By Chris Casey | University Communications
AURORA, Colo. - David Jones, an associate professor in the School of Medicine's Department of Pharmacology, will close and lock his office door from now on -- even if he steps out for a minute.
That's all it took for a thief to walk off with Jones' iPad on the morning of Feb. 16. Jones went down the hall to assist a colleague on the sixth floor of Research 1 South on the Anschutz Medical Campus. Returning about 30 minutes later, he noticed his iPad missing from his desk and promptly called University Police.
Fortunately, Jones had activated the GPS tracking software on the device. Through his iPhone he watched the movement of his iPad -- the software refreshed with a "ping" every five minutes -- allowing police officers to get a general fix on the suspect's location.
During the ensuing 90-minute hunt, the "pings" showed the iPad moving around the campus, including in the University of Colorado Hospital Emergency Department and the cafeteria in the hospital's Anschutz Inpatient Pavilion.
"They were incredibly responsive," Jones said of the University Police, which deployed about eight officers, including Chief Doug Abraham, in the search. "They literally saturated the buildings with people looking for him. There were police officers everywhere."
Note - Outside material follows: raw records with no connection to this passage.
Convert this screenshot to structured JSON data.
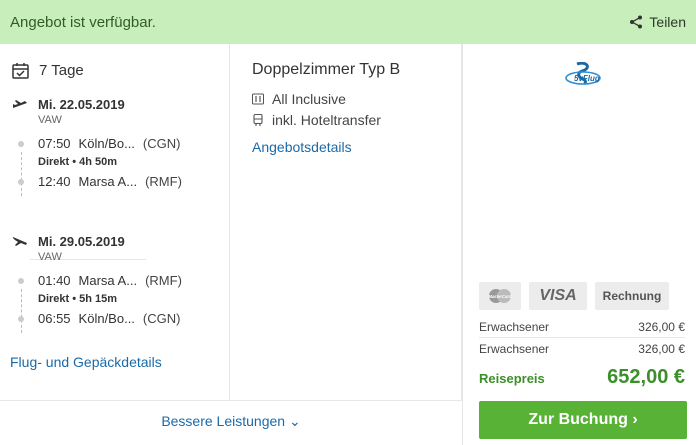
{
  "topbar": {
    "status": "Angebot ist verfügbar.",
    "share_label": "Teilen",
    "share_icon": "share-icon"
  },
  "left": {
    "days": "7 Tage",
    "outbound": {
      "date": "Mi. 22.05.2019",
      "airline": "VAW",
      "dep_time": "07:50",
      "dep_place": "Köln/Bo...",
      "dep_code": "(CGN)",
      "info": "Direkt  •  4h 50m",
      "arr_time": "12:40",
      "arr_place": "Marsa A...",
      "arr_code": "(RMF)"
    },
    "inbound": {
      "date": "Mi. 29.05.2019",
      "airline": "VAW",
      "dep_time": "01:40",
      "dep_place": "Marsa A...",
      "dep_code": "(RMF)",
      "info": "Direkt  •  5h 15m",
      "arr_time": "06:55",
      "arr_place": "Köln/Bo...",
      "arr_code": "(CGN)"
    },
    "details_link": "Flug- und Gepäckdetails"
  },
  "mid": {
    "room": "Doppelzimmer Typ B",
    "board": "All Inclusive",
    "transfer": "inkl. Hoteltransfer",
    "details_link": "Angebotsdetails"
  },
  "right": {
    "payment": {
      "mastercard": "MasterCard",
      "visa": "VISA",
      "invoice": "Rechnung"
    },
    "prices": [
      {
        "label": "Erwachsener",
        "value": "326,00 €"
      },
      {
        "label": "Erwachsener",
        "value": "326,00 €"
      }
    ],
    "total_label": "Reisepreis",
    "total_value": "652,00 €",
    "book_label": "Zur Buchung ›"
  },
  "bottom": {
    "better_label": "Bessere Leistungen  ⌄"
  },
  "colors": {
    "accent": "#57b236",
    "link": "#1b6aa8",
    "banner": "#c8eebb"
  }
}
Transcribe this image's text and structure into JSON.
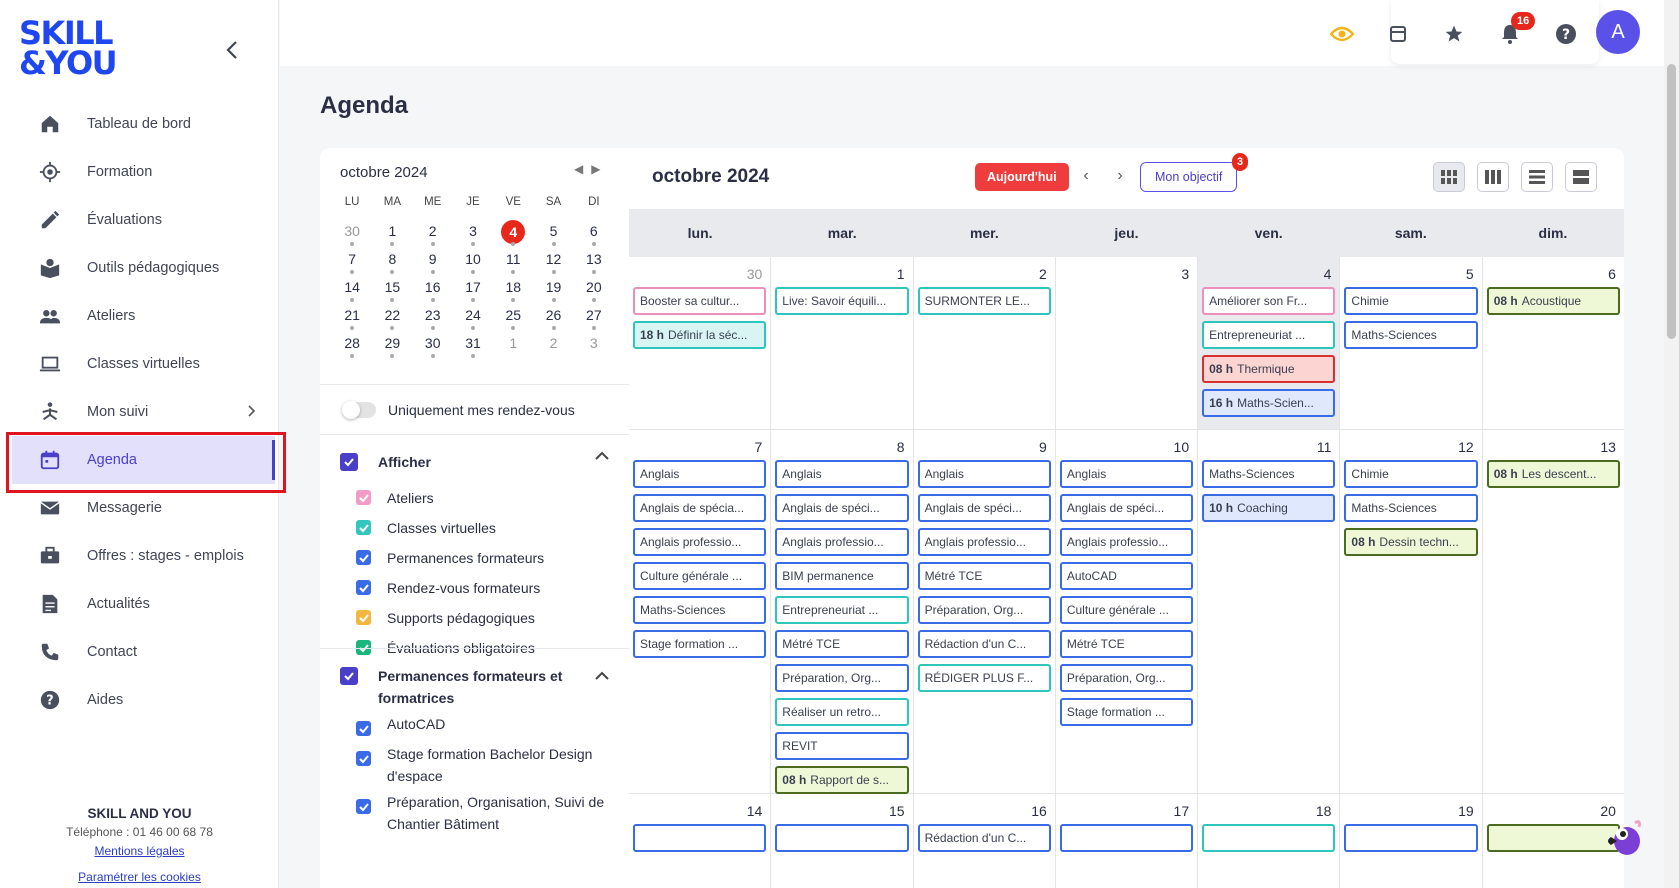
{
  "brand": {
    "line1": "SKILL",
    "line2": "&YOU"
  },
  "sidebar": {
    "items": [
      {
        "label": "Tableau de bord",
        "icon": "home-icon"
      },
      {
        "label": "Formation",
        "icon": "target-icon"
      },
      {
        "label": "Évaluations",
        "icon": "pencil-icon"
      },
      {
        "label": "Outils pédagogiques",
        "icon": "book-icon"
      },
      {
        "label": "Ateliers",
        "icon": "group-icon"
      },
      {
        "label": "Classes virtuelles",
        "icon": "laptop-icon"
      },
      {
        "label": "Mon suivi",
        "icon": "yoga-icon"
      },
      {
        "label": "Agenda",
        "icon": "calendar-icon"
      },
      {
        "label": "Messagerie",
        "icon": "mail-icon"
      },
      {
        "label": "Offres : stages - emplois",
        "icon": "briefcase-icon"
      },
      {
        "label": "Actualités",
        "icon": "article-icon"
      },
      {
        "label": "Contact",
        "icon": "phone-icon"
      },
      {
        "label": "Aides",
        "icon": "help-icon"
      }
    ],
    "footer": {
      "company": "SKILL AND YOU",
      "phone": "Téléphone : 01 46 00 68 78",
      "legal": "Mentions légales",
      "cookies": "Paramétrer les cookies"
    }
  },
  "topbar": {
    "notifications_count": "16",
    "avatar_letter": "A"
  },
  "page": {
    "title": "Agenda"
  },
  "mini_calendar": {
    "month": "octobre 2024",
    "dow": [
      "LU",
      "MA",
      "ME",
      "JE",
      "VE",
      "SA",
      "DI"
    ],
    "weeks": [
      [
        "30",
        "1",
        "2",
        "3",
        "4",
        "5",
        "6"
      ],
      [
        "7",
        "8",
        "9",
        "10",
        "11",
        "12",
        "13"
      ],
      [
        "14",
        "15",
        "16",
        "17",
        "18",
        "19",
        "20"
      ],
      [
        "21",
        "22",
        "23",
        "24",
        "25",
        "26",
        "27"
      ],
      [
        "28",
        "29",
        "30",
        "31",
        "1",
        "2",
        "3"
      ]
    ],
    "today": "4"
  },
  "filters": {
    "only_mine": "Uniquement mes rendez-vous",
    "afficher": {
      "title": "Afficher",
      "items": [
        {
          "label": "Ateliers",
          "color": "#f29bc6"
        },
        {
          "label": "Classes virtuelles",
          "color": "#33c6bf"
        },
        {
          "label": "Permanences formateurs",
          "color": "#3a6be6"
        },
        {
          "label": "Rendez-vous formateurs",
          "color": "#3a6be6"
        },
        {
          "label": "Supports pédagogiques",
          "color": "#f3b63f"
        },
        {
          "label": "Évaluations obligatoires",
          "color": "#19b77d"
        }
      ]
    },
    "permanences": {
      "title": "Permanences formateurs et formatrices",
      "items": [
        {
          "label": "AutoCAD"
        },
        {
          "label": "Stage formation Bachelor Design d'espace"
        },
        {
          "label": "Préparation, Organisation, Suivi de Chantier Bâtiment"
        }
      ]
    }
  },
  "calendar": {
    "title": "octobre 2024",
    "today_button": "Aujourd'hui",
    "objective_button": "Mon objectif",
    "objective_badge": "3",
    "days": [
      "lun.",
      "mar.",
      "mer.",
      "jeu.",
      "ven.",
      "sam.",
      "dim."
    ],
    "weeks": [
      {
        "days": [
          {
            "num": "30",
            "out": true,
            "events": [
              {
                "title": "Booster sa cultur...",
                "style": "pink"
              },
              {
                "time": "18 h",
                "title": "Définir la séc...",
                "style": "teal-f"
              }
            ]
          },
          {
            "num": "1",
            "events": [
              {
                "title": "Live: Savoir équili...",
                "style": "teal"
              }
            ]
          },
          {
            "num": "2",
            "events": [
              {
                "title": "SURMONTER LE...",
                "style": "teal"
              }
            ]
          },
          {
            "num": "3",
            "events": []
          },
          {
            "num": "4",
            "today": true,
            "events": [
              {
                "title": "Améliorer son Fr...",
                "style": "pink"
              },
              {
                "title": "Entrepreneuriat ...",
                "style": "teal"
              },
              {
                "time": "08 h",
                "title": "Thermique",
                "style": "red-f"
              },
              {
                "time": "16 h",
                "title": "Maths-Scien...",
                "style": "blue-f"
              }
            ]
          },
          {
            "num": "5",
            "events": [
              {
                "title": "Chimie",
                "style": "blue"
              },
              {
                "title": "Maths-Sciences",
                "style": "blue"
              }
            ]
          },
          {
            "num": "6",
            "events": [
              {
                "time": "08 h",
                "title": "Acoustique",
                "style": "green-f"
              }
            ]
          }
        ]
      },
      {
        "days": [
          {
            "num": "7",
            "events": [
              {
                "title": "Anglais",
                "style": "blue"
              },
              {
                "title": "Anglais de spécia...",
                "style": "blue"
              },
              {
                "title": "Anglais professio...",
                "style": "blue"
              },
              {
                "title": "Culture générale ...",
                "style": "blue"
              },
              {
                "title": "Maths-Sciences",
                "style": "blue"
              },
              {
                "title": "Stage formation ...",
                "style": "blue"
              }
            ]
          },
          {
            "num": "8",
            "events": [
              {
                "title": "Anglais",
                "style": "blue"
              },
              {
                "title": "Anglais de spéci...",
                "style": "blue"
              },
              {
                "title": "Anglais professio...",
                "style": "blue"
              },
              {
                "title": "BIM permanence",
                "style": "blue"
              },
              {
                "title": "Entrepreneuriat ...",
                "style": "teal"
              },
              {
                "title": "Métré TCE",
                "style": "blue"
              },
              {
                "title": "Préparation, Org...",
                "style": "blue"
              },
              {
                "title": "Réaliser un retro...",
                "style": "teal"
              },
              {
                "title": "REVIT",
                "style": "blue"
              },
              {
                "time": "08 h",
                "title": "Rapport de s...",
                "style": "green-f"
              }
            ]
          },
          {
            "num": "9",
            "events": [
              {
                "title": "Anglais",
                "style": "blue"
              },
              {
                "title": "Anglais de spéci...",
                "style": "blue"
              },
              {
                "title": "Anglais professio...",
                "style": "blue"
              },
              {
                "title": "Métré TCE",
                "style": "blue"
              },
              {
                "title": "Préparation, Org...",
                "style": "blue"
              },
              {
                "title": "Rédaction d'un C...",
                "style": "blue"
              },
              {
                "title": "RÉDIGER PLUS F...",
                "style": "teal"
              }
            ]
          },
          {
            "num": "10",
            "events": [
              {
                "title": "Anglais",
                "style": "blue"
              },
              {
                "title": "Anglais de spéci...",
                "style": "blue"
              },
              {
                "title": "Anglais professio...",
                "style": "blue"
              },
              {
                "title": "AutoCAD",
                "style": "blue"
              },
              {
                "title": "Culture générale ...",
                "style": "blue"
              },
              {
                "title": "Métré TCE",
                "style": "blue"
              },
              {
                "title": "Préparation, Org...",
                "style": "blue"
              },
              {
                "title": "Stage formation ...",
                "style": "blue"
              }
            ]
          },
          {
            "num": "11",
            "events": [
              {
                "title": "Maths-Sciences",
                "style": "blue"
              },
              {
                "time": "10 h",
                "title": "Coaching",
                "style": "blue-f"
              }
            ]
          },
          {
            "num": "12",
            "events": [
              {
                "title": "Chimie",
                "style": "blue"
              },
              {
                "title": "Maths-Sciences",
                "style": "blue"
              },
              {
                "time": "08 h",
                "title": "Dessin techn...",
                "style": "green-f"
              }
            ]
          },
          {
            "num": "13",
            "events": [
              {
                "time": "08 h",
                "title": "Les descent...",
                "style": "green-f"
              }
            ]
          }
        ]
      },
      {
        "days": [
          {
            "num": "14",
            "events": [
              {
                "title": "",
                "style": "blue"
              }
            ]
          },
          {
            "num": "15",
            "events": [
              {
                "title": "",
                "style": "blue"
              }
            ]
          },
          {
            "num": "16",
            "events": [
              {
                "title": "Rédaction d'un C...",
                "style": "blue"
              }
            ]
          },
          {
            "num": "17",
            "events": [
              {
                "title": "",
                "style": "blue"
              }
            ]
          },
          {
            "num": "18",
            "events": [
              {
                "title": "",
                "style": "teal"
              }
            ]
          },
          {
            "num": "19",
            "events": [
              {
                "title": "",
                "style": "blue"
              }
            ]
          },
          {
            "num": "20",
            "events": [
              {
                "title": "",
                "style": "green-f"
              }
            ]
          }
        ]
      }
    ]
  }
}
The search was aided by lobby cameras which allowed the police to match people who looked out of place in the "ping" locations and then distribute photos to officers.
"He was just walking around looking for opportunity," Abraham said of the thief, who also stole an iPhone from the Children's Hospital Colorado administration building. "These are crimes of opportunity this guy was committing. The key is to take away these opportunities."
The "pings" eventually showed up in a store across Colfax Avenue from the Anschutz Medical Campus. An officer found a suspect inside with a backpack that contained the missing iPad and iPhone. After the devices were confirmed to belong to the Anschutz Medical Campus personnel, the man was arrested on two counts of theft and two counts of escape, as he had allegedly also violated rules of his halfway house, Abraham said.
The incident underscores the importance of keeping valuables locked and out of view, but also of keeping an eye out for individuals who may look out of place on campus, Abraham said. Per university policy, he said, don't hesitate to ask someone, in a non-threatening manner, to present university identification if his or her ID badge is not visible. "Crooks like anonymity, and once someone has talked to them they are no longer anonymous."
Both Abraham and Jones emphasized the importance of activating the security software that's available on most smart phones and tablet devices. "Typically, you don't miss these things until hours after it was stolen. We were lucky with Dr. Jones -- he knew it was missing immediately," Abraham said.
Jones has since made a point of telling colleagues not to get lulled into a false sense of security in their research facility. As he knows all too well, it only takes seconds.
"The obvious thing is to keep your valuables locked up and out of sight," he said.
For an emergency, dial 911. for police dispatch and nonemergencies, call 303-724-4444.
(Photo: Associate Professor David Jones holds the iPad he recovered thanks to responsive police and tracking software.)